Hi Steve, sometimes I wonder if different movement designs necessarily offer real benefits or whether they are just a demonstration of engineering ingenuity. I would say that the centre wheel arrangement is more straightforward in terms of sequencing the reassembly and at least in terms of my limited experience of having serviced both Cronos and Ace movements, I have found the former easier to extract a really good performance from. There doesn’t seem much else in it between the two approaches.
Thanks Martin, that makes sense.
Tangentially related, have you ever worked on Citizen quartz movements? I just picked up a Citizen with a 7100 series movement and I may pick your brain if you have.
Hi Steve, the only quartz Citizens that I’ve worked on have been modern Ecodrive models.
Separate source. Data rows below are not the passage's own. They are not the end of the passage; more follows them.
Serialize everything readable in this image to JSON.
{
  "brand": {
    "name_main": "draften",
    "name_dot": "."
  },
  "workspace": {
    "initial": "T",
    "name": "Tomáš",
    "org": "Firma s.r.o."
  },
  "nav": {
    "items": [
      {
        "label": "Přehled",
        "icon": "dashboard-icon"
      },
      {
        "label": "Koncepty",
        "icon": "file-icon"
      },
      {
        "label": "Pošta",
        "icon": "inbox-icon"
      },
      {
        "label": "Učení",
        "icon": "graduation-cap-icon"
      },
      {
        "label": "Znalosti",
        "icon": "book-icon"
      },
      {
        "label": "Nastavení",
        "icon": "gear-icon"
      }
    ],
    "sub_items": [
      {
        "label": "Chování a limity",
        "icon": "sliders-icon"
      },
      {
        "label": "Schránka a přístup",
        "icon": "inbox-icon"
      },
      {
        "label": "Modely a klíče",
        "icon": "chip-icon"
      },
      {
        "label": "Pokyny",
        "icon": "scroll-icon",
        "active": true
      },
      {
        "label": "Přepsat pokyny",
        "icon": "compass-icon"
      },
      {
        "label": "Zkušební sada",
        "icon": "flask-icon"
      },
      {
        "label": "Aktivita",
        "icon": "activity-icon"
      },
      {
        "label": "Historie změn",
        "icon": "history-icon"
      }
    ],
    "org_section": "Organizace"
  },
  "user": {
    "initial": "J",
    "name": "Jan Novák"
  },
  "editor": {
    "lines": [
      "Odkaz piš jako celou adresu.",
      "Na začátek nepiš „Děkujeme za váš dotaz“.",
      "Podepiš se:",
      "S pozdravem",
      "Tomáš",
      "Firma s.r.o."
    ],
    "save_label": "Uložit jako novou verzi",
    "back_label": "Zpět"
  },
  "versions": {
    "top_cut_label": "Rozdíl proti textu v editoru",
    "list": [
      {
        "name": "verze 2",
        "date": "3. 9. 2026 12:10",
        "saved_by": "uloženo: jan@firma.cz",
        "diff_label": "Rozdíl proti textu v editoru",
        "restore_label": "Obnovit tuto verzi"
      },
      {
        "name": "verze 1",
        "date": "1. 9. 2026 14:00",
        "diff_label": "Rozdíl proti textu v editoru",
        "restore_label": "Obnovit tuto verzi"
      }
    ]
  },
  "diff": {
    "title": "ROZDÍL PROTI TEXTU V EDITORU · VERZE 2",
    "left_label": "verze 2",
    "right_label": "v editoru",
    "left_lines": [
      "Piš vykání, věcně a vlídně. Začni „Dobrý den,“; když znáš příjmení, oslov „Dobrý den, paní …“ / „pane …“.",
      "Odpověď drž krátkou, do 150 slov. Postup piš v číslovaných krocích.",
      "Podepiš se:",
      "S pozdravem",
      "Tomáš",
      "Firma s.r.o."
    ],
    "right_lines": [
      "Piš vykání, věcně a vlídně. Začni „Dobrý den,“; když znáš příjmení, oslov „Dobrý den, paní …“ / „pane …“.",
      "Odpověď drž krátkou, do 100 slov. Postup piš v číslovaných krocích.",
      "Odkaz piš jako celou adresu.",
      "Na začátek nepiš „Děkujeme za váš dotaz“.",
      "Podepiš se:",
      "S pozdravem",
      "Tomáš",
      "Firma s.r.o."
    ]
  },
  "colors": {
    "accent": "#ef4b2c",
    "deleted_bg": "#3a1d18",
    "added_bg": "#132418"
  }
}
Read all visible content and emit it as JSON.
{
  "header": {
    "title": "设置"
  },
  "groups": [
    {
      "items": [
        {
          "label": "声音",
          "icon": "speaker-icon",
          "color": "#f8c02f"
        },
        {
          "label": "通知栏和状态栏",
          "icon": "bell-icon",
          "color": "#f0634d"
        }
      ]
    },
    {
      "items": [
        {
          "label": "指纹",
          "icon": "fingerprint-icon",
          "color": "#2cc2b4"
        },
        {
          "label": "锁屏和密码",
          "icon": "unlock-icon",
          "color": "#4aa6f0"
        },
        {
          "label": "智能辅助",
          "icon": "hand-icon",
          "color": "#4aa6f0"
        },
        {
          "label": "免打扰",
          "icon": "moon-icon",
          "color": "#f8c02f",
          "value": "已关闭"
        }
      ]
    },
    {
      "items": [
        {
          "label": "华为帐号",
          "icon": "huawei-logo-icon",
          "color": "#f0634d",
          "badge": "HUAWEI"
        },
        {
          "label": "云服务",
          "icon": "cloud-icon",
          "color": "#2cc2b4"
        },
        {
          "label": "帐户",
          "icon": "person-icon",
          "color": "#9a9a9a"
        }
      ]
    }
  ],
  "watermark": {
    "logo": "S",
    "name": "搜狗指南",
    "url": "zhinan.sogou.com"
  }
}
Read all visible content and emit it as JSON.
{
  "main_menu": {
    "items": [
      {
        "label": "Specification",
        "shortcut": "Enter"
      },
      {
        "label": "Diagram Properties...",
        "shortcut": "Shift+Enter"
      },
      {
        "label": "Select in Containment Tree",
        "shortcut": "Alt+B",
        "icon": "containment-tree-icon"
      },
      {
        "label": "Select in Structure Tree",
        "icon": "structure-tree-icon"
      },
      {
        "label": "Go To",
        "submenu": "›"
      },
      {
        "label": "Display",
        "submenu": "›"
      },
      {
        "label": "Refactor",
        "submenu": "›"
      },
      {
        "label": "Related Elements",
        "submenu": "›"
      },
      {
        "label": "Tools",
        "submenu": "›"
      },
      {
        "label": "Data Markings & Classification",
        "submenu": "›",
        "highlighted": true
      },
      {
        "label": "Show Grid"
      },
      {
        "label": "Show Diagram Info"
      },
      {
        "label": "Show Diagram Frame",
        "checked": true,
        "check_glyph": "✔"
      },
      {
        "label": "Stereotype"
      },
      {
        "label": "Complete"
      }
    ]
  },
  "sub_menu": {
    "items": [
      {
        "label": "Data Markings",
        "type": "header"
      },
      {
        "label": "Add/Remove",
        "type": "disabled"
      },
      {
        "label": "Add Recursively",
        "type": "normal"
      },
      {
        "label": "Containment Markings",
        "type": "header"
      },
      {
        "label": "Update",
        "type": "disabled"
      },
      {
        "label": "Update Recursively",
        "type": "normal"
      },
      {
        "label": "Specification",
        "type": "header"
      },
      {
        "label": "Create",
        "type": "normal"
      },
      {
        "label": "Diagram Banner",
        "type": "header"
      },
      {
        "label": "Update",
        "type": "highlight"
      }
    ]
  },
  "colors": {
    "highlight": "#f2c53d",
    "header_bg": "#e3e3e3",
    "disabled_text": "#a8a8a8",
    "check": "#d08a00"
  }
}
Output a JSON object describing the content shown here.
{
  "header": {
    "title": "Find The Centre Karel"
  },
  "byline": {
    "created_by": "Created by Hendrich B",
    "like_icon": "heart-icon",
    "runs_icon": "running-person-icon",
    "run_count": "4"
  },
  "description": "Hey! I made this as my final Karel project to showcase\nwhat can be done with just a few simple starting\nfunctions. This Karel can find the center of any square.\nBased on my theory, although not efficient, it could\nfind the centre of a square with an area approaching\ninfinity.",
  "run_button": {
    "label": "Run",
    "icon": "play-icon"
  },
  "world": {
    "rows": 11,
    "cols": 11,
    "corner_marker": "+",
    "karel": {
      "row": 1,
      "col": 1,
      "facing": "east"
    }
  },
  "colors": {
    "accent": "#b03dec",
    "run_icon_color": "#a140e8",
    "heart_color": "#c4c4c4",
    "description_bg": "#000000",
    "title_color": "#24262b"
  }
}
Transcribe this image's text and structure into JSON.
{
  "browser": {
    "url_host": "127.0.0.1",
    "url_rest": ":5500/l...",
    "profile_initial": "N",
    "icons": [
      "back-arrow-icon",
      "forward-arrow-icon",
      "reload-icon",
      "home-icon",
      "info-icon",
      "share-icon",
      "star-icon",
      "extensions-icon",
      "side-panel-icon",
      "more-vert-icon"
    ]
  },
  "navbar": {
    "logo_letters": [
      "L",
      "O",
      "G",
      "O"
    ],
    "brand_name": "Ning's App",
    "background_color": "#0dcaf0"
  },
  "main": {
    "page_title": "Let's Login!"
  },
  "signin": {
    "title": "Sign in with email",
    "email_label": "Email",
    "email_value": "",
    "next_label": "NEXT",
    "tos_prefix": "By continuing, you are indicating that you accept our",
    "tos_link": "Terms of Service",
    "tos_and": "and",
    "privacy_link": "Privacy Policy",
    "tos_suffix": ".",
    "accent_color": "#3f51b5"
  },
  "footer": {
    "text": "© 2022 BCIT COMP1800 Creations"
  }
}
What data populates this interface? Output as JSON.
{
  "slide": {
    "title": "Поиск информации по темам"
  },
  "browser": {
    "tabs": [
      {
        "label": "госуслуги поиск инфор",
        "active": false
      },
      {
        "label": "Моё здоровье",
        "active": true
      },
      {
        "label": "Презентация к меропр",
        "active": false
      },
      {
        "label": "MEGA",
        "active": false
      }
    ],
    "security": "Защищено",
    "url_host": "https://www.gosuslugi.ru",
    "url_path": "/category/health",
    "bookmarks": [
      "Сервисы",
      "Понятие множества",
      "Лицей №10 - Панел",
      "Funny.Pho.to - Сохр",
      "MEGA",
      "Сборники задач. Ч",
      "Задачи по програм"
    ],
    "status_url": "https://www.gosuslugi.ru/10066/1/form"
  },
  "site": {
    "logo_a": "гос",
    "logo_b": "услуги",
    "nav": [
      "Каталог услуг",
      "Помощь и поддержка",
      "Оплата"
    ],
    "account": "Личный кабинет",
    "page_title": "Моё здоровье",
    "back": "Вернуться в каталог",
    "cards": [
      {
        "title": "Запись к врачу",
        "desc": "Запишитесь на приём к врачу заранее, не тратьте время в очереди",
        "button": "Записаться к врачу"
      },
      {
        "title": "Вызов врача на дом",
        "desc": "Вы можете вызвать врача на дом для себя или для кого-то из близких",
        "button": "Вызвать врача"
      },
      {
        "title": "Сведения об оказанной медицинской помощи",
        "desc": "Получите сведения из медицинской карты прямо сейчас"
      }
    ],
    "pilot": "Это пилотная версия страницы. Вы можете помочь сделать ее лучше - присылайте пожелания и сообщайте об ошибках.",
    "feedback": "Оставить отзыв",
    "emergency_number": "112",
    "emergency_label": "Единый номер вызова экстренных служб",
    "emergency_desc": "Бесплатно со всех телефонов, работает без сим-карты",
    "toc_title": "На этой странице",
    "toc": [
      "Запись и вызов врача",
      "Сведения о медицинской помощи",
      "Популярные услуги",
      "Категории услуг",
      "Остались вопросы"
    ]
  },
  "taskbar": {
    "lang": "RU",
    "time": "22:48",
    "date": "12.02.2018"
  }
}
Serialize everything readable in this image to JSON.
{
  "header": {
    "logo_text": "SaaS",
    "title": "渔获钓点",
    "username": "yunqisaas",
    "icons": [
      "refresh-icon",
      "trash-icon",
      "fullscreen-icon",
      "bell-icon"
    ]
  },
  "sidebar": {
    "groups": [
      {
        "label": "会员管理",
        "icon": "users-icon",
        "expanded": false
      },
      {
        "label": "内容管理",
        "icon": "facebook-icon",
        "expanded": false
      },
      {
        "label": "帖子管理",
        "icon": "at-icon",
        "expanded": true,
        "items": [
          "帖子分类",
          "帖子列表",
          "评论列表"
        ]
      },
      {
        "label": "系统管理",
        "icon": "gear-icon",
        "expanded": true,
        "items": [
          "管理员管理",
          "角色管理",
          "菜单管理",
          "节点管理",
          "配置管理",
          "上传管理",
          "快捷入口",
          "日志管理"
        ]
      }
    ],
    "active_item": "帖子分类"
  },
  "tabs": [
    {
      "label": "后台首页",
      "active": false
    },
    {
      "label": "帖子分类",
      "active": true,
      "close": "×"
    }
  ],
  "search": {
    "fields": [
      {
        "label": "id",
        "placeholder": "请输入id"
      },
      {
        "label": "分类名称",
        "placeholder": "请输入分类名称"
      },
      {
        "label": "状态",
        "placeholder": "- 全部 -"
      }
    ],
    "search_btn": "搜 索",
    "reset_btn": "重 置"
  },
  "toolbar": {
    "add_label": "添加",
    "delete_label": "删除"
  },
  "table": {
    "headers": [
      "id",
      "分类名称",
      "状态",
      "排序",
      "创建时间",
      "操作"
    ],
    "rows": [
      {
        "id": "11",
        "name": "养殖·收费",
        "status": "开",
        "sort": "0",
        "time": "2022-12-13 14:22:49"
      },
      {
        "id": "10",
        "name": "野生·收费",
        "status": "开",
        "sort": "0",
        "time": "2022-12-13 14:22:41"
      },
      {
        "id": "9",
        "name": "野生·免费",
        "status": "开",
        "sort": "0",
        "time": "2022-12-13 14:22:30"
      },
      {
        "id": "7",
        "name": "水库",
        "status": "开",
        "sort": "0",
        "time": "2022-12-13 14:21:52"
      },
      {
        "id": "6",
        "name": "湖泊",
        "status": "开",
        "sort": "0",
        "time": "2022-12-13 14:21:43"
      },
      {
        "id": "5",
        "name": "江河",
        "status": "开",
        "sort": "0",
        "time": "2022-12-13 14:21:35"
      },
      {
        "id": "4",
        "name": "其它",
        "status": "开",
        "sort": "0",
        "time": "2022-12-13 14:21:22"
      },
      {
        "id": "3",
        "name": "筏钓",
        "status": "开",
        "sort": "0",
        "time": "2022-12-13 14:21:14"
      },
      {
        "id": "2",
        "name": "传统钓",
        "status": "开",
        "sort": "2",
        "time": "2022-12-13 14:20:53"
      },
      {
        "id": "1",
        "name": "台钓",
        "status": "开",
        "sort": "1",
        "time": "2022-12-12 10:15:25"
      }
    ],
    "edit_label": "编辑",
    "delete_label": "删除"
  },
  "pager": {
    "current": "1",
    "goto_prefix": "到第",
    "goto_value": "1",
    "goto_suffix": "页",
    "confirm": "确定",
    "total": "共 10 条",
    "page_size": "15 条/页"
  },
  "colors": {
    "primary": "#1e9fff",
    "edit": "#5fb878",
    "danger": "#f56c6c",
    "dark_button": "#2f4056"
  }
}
I am on the lookout for a vintage quartz or two but nothing has yet pushed my buttons.
No worries, I found a technical manual and think I understand things. I also discovered it’s actually a 7340E movement once I popped the caseback off, despite 7100 being on the dial. The old quartz Citizens are every bit as nice as comparable Seikos, so I’d definitely suggest picking one up!
Hi Steve, Great post! I wonder if you might share the O ring size you used for the crown packing. I’m doing one now and this would be very useful! Thanks!
The gasket I used was Cousins part number G30875 but I note that they don’t list this size any more. If you go onto their site and look at G30874 and G30876 you may be able to figure out the dimensions.
Thanks! I was able to find the dimensions in an older catalog for G30875. They are: 2.15 x 0.75 x 3.65mm. Love your work! PS- sorry for the name mixup. Coffee deficiency…
For anyone else who may need this, It looks like the G30875 was replaced by a Cousins branded O ring, G61432, of the same dimensions.
Hi – just curious. Are you doing the crown restoration on an old Parawater? I have an old X-Case Parater Jet that is my favorite watch and am trying to get it back to some degree of waterproofness myself.
Gareth Cook said:
I love the way you were willing to tackle the problem of the crown seal. That seems to be the main obstacle for returning these old Parawaters to some degree of water resistance.
It just doesn’t seem right to leave a watch named Parawater without the means to deal with a bit of moisture. Thank you!
Well, I am impressed. As far as I know, you are the only person to work on the Parawater crown gasket . I have a few of these old Parawaters and no watchmaker I have ever contacted has been willing to take it on – they seem view the crown as a single replaceable/non-repairable unit (which are, of course, no longer available). Yet it actually seems pretty straightforward. This could well serve as a template for others to follow.
But I very much agree that a Parawater needs to be water resistant – I love those stories of them hanging beneath buoys in the Pacific for months, and still watertight when found.
I’ve just got into the habit of trying to rebuild them having got to grips with the Seiko 6105/62MAS crowns. Once you’ve done a few then it becomes part of the routine.